IS in December claimed to have burned to death two Turkish soldiers -- although this was never confirmed by Ankara -- while the corpses of two kidnapped soldiers were returned this month.
'Moved forward alone'
Soner Cagaptay, director of the Turkish Research Program at The Washington Institute, said Turkey had suffered from the lack of support for the operation from the United States.
"Because Ankara launched its move to take Al-Bab from ISIS without securing concrete cooperation with the US, Turkey had to move forward alone," he told AFP.
"This naturally slowed down the operation. This is why Ankara has moved to secure Russian air support."
In November, the Pentagon said the US-led international coalition was not backing the Al-Bab campaign because it was "independently" launched by Turkey.

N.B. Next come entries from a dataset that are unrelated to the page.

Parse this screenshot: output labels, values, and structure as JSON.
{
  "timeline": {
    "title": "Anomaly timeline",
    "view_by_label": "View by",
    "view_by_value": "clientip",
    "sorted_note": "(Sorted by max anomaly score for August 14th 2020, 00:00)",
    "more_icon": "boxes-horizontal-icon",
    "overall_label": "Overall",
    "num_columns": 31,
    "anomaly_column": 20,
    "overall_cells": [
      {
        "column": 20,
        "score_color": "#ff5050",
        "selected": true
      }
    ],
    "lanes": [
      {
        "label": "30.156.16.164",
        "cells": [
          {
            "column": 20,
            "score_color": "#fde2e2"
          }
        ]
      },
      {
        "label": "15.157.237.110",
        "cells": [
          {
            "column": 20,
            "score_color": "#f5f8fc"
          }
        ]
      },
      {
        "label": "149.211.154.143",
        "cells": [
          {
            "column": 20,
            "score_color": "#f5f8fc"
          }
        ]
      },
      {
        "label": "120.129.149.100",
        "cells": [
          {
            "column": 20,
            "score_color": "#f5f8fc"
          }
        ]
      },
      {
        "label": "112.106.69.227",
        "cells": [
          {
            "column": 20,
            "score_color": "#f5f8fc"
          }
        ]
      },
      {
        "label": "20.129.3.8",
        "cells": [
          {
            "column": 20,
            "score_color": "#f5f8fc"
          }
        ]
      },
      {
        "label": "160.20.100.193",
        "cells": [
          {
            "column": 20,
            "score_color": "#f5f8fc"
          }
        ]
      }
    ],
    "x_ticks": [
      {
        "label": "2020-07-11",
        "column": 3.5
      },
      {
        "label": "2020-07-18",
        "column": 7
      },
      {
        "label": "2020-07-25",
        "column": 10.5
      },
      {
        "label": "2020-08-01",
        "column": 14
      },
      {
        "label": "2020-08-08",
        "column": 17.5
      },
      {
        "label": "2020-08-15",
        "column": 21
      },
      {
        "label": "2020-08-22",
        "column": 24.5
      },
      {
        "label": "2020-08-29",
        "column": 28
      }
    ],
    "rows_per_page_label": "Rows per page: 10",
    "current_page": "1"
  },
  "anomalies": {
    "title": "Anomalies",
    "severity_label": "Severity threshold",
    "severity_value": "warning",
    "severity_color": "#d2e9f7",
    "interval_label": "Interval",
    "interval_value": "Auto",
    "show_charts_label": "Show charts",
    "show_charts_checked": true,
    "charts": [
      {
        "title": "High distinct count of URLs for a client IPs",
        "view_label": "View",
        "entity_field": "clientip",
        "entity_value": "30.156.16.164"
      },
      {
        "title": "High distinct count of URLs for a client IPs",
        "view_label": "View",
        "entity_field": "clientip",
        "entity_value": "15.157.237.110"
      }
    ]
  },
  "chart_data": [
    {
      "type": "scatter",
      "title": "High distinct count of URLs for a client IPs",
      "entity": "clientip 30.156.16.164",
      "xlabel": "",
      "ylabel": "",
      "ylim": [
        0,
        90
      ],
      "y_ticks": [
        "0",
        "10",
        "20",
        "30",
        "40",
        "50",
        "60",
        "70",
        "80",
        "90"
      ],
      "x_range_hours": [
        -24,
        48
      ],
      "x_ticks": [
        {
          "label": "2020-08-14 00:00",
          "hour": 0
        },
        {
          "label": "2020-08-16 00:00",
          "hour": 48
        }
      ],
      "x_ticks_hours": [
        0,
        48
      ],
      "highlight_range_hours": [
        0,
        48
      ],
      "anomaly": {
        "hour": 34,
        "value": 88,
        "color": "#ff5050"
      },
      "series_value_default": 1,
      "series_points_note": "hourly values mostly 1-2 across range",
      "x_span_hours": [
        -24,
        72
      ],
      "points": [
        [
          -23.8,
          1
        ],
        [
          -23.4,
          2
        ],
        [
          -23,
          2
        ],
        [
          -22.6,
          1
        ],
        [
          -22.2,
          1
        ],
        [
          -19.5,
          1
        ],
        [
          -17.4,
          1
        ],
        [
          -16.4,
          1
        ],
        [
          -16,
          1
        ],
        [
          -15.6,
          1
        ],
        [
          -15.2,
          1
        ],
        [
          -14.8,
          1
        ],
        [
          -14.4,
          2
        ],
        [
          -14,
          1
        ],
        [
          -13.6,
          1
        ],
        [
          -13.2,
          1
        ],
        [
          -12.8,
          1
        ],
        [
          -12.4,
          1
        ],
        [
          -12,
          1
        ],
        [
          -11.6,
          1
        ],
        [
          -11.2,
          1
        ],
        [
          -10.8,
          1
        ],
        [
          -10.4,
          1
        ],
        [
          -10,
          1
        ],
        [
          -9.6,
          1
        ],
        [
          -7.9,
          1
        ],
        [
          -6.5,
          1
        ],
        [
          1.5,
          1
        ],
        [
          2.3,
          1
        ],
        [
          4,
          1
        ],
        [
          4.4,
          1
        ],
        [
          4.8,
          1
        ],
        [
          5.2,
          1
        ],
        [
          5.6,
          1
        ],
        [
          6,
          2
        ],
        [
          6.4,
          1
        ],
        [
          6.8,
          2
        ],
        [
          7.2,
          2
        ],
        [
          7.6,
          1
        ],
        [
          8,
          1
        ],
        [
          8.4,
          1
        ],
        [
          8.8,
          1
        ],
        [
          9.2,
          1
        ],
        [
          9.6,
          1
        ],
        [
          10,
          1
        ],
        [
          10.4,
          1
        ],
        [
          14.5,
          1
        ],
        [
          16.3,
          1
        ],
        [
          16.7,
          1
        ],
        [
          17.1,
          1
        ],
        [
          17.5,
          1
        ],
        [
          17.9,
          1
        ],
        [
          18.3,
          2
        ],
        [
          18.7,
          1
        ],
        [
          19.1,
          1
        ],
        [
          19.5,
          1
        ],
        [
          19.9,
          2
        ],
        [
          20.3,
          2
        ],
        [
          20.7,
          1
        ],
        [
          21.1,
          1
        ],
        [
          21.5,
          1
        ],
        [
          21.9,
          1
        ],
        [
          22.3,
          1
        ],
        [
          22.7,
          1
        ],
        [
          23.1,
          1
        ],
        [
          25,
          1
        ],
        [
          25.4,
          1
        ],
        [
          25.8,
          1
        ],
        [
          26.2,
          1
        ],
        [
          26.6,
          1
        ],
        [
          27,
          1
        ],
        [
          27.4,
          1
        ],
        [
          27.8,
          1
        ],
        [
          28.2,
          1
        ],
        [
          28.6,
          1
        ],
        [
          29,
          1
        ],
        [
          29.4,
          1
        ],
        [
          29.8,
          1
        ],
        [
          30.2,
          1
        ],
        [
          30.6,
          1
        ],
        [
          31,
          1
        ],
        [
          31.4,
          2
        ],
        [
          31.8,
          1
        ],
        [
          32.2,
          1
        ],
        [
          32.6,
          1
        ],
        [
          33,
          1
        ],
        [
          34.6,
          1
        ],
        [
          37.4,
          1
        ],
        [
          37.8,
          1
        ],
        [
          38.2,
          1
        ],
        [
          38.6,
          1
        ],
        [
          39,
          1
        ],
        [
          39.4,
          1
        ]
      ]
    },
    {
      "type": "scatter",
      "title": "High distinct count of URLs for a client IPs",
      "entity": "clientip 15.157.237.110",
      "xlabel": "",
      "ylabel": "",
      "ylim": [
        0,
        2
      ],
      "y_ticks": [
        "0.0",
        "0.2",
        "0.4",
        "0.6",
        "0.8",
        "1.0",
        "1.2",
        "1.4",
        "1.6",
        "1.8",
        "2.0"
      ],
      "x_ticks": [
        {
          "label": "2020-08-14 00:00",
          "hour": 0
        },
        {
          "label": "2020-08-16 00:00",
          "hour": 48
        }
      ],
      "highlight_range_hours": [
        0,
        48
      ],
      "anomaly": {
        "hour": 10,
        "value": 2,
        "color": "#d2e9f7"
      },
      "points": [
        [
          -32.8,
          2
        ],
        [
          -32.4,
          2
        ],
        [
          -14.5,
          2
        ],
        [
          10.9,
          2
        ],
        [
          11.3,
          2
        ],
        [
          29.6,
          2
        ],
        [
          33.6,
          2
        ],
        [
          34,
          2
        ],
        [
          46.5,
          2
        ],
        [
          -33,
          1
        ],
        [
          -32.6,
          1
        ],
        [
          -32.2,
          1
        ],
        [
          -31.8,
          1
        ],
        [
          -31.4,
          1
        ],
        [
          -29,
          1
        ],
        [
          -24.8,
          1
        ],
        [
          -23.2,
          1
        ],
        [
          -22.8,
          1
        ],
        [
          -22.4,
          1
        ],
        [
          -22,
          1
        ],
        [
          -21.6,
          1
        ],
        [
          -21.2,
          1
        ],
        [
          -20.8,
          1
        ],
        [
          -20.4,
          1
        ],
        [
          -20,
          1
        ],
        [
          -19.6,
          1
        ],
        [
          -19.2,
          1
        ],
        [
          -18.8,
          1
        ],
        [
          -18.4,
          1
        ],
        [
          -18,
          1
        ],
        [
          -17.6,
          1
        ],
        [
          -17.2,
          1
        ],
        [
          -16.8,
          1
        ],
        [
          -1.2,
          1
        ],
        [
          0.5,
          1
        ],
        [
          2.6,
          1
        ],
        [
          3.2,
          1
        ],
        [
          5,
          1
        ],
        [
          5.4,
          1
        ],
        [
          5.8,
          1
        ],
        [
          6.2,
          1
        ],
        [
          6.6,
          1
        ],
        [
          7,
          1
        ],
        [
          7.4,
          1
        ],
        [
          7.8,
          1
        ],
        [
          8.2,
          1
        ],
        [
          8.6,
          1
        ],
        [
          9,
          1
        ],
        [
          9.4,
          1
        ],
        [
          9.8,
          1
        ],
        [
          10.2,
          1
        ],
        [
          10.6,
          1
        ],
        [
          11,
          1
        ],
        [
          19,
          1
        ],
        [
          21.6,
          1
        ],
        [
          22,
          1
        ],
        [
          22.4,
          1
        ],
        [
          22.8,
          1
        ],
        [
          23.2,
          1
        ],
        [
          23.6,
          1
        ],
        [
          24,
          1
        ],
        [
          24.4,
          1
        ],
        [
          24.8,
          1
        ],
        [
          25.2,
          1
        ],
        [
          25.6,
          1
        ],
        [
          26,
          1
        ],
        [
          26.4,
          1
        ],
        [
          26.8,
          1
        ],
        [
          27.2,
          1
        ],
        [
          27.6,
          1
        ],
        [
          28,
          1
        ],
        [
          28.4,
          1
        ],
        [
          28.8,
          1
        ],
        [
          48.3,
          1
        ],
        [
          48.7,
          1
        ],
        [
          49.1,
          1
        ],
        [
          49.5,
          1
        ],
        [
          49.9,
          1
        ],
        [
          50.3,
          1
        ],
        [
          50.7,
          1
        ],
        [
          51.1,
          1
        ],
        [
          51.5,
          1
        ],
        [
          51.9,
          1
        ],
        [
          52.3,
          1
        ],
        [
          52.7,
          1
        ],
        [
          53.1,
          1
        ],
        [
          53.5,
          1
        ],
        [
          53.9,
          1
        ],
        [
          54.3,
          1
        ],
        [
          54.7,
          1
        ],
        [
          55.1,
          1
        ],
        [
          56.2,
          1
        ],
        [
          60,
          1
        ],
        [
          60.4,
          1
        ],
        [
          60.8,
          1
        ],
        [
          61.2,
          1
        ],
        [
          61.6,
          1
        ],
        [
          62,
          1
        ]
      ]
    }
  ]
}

That prompted Ankara to turn to Moscow, even though the two countries have been on opposing sides of the Syria conflict since it erupted in 2011.
But Turkey and Russia late last year brokered a ceasefire in Syria and have stepped up cooperation since.
The two countries on January 18 staged their first joint air strikes against IS around Al-Bab, the Russian defence ministry announced.
By taking Al-Bab, Turkey is keen to prevent Syrian Kurdish militia allied to the US establishing a stronghold in the area. Ankara even wants to push northeast to Manbij, where the Kurds already ousted IS.
In January, the US-led coalition also conducted four strikes near Al-Bab and Turkey has greater expectations from the new US administration under President Donald Trump.
Cagaptay said Turkish forces were being targeted by IS foreign fighters who had been largely encircled by offensives in Syria and Iraq and were engaged in a fight to the death, ready to employ suicide bombers.
"For these foreign fighters, there are two ways out: capture by anti-ISIS forces, or death," he said.